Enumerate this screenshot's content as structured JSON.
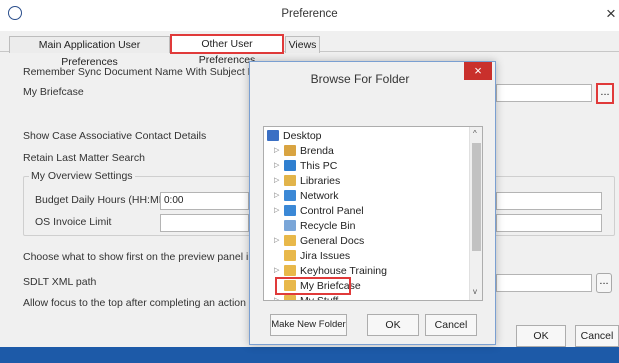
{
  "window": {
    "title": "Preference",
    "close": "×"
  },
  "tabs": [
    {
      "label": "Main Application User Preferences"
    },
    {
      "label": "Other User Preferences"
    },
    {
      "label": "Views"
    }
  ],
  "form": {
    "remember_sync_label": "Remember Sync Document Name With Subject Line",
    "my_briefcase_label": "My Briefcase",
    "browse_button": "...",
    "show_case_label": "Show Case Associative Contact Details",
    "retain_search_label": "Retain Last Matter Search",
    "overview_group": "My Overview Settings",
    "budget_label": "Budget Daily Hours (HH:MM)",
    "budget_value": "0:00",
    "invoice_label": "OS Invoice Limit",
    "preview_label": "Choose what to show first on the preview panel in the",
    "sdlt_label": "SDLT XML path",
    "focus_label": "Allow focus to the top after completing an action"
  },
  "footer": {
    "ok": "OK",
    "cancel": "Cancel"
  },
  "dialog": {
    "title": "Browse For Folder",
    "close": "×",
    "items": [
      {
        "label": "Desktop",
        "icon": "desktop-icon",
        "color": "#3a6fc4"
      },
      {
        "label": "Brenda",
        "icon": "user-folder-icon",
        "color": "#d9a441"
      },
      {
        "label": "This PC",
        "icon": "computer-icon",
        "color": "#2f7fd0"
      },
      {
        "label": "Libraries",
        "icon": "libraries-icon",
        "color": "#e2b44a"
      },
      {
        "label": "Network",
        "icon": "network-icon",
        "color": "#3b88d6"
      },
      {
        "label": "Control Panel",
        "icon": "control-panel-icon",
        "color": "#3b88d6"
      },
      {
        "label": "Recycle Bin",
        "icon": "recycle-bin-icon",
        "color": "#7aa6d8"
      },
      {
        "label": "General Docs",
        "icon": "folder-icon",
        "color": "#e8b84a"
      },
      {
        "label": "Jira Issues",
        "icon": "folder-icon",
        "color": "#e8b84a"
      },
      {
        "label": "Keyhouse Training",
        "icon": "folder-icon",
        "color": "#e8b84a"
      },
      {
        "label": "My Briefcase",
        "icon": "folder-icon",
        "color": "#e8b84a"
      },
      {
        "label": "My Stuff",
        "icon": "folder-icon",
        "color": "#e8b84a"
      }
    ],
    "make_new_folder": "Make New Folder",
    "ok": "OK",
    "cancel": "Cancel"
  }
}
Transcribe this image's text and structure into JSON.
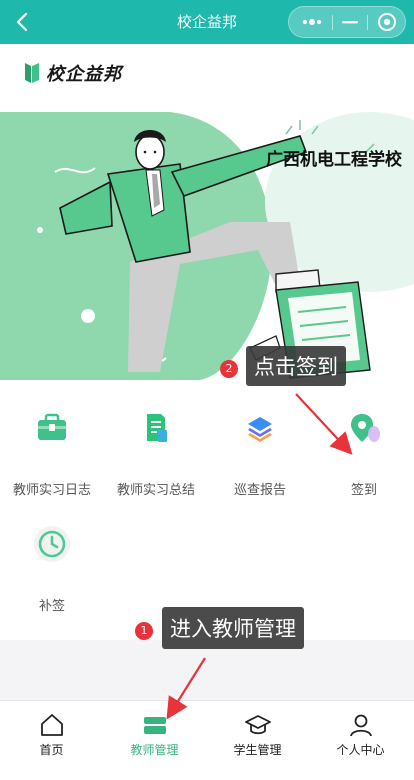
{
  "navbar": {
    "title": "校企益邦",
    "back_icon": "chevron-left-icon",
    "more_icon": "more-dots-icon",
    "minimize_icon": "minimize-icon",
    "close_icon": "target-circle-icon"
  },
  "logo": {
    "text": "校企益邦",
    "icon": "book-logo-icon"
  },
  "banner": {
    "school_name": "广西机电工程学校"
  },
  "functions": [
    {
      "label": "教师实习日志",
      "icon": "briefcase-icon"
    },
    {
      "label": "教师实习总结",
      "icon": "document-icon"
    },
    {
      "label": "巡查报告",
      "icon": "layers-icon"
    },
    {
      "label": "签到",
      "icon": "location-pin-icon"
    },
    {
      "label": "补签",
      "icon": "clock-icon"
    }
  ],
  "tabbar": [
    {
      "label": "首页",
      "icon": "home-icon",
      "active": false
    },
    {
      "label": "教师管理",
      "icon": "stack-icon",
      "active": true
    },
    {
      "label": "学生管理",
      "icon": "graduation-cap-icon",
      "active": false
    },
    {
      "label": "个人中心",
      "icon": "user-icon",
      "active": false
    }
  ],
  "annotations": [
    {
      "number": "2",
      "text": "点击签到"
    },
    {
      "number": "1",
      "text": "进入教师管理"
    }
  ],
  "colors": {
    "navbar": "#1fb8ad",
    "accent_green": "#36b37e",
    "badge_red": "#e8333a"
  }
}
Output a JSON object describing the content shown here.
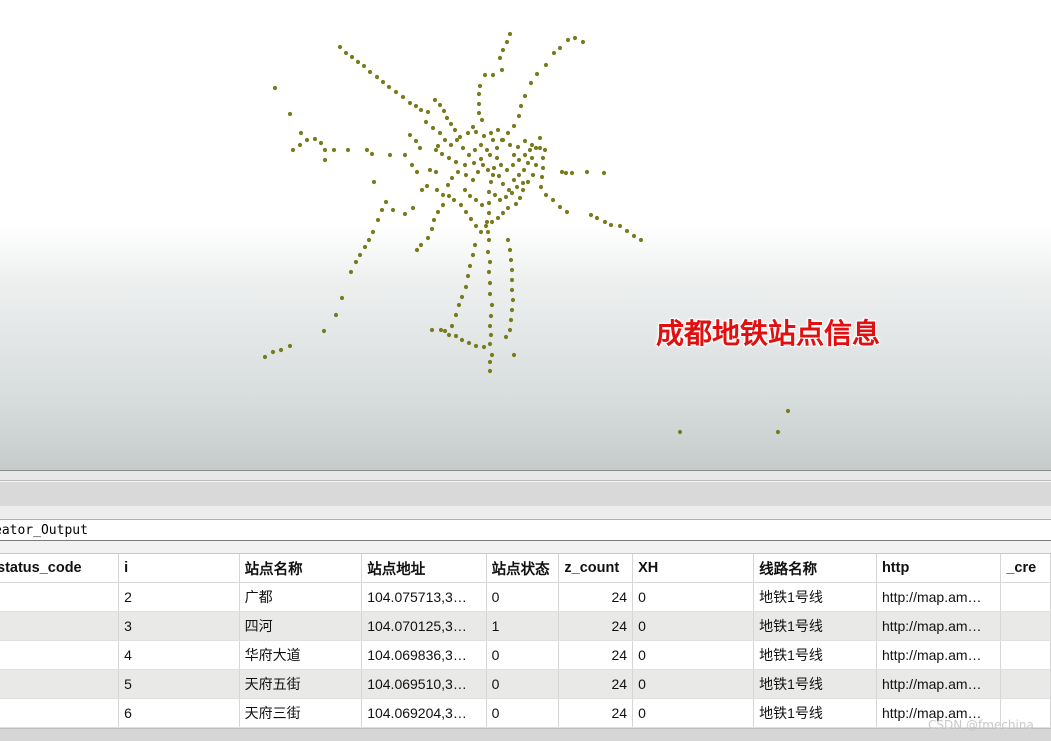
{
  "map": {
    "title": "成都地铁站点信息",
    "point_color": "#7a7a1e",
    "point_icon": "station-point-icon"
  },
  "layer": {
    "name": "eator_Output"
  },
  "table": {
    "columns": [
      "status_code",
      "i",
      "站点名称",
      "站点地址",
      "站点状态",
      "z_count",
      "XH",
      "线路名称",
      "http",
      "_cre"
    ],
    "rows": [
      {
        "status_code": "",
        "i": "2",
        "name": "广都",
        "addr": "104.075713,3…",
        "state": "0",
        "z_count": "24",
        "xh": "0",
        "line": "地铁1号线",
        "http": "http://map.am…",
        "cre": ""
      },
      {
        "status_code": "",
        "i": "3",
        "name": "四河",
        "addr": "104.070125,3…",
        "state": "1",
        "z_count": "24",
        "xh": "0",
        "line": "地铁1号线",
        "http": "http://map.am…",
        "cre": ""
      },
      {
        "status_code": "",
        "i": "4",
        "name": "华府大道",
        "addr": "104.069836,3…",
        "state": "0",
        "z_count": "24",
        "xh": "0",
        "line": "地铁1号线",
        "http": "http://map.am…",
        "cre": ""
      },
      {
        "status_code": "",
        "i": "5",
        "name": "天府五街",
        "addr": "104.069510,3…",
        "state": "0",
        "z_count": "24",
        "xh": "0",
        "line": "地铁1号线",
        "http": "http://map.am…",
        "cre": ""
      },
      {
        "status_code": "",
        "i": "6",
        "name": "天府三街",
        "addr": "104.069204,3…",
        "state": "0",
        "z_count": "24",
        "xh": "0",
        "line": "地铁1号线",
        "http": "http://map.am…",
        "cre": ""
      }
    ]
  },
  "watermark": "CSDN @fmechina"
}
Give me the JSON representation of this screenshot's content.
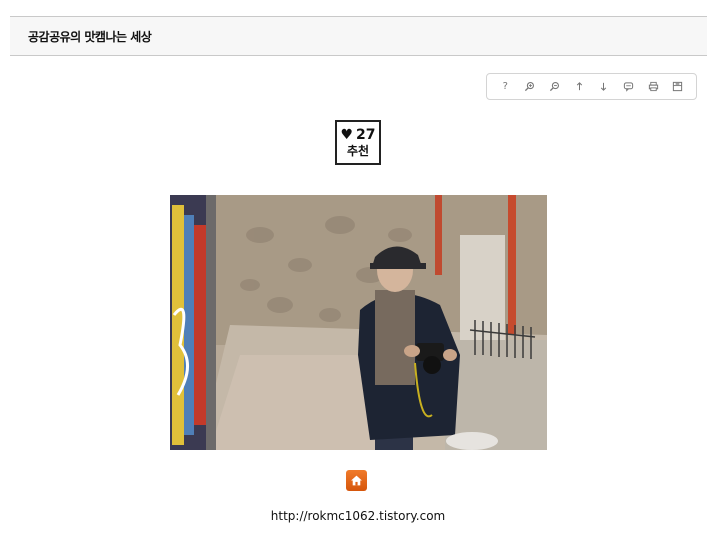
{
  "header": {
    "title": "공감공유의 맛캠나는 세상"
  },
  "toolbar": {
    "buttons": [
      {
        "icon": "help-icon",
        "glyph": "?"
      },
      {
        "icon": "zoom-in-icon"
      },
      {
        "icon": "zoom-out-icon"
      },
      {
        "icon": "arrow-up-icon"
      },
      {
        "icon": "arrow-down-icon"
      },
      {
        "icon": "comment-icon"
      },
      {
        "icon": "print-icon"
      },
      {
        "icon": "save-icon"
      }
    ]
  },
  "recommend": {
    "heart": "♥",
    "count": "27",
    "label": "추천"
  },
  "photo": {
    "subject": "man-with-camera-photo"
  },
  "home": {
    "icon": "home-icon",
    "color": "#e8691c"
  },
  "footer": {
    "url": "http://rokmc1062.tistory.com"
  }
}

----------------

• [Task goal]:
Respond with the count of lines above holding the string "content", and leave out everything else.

• [Reply]:
3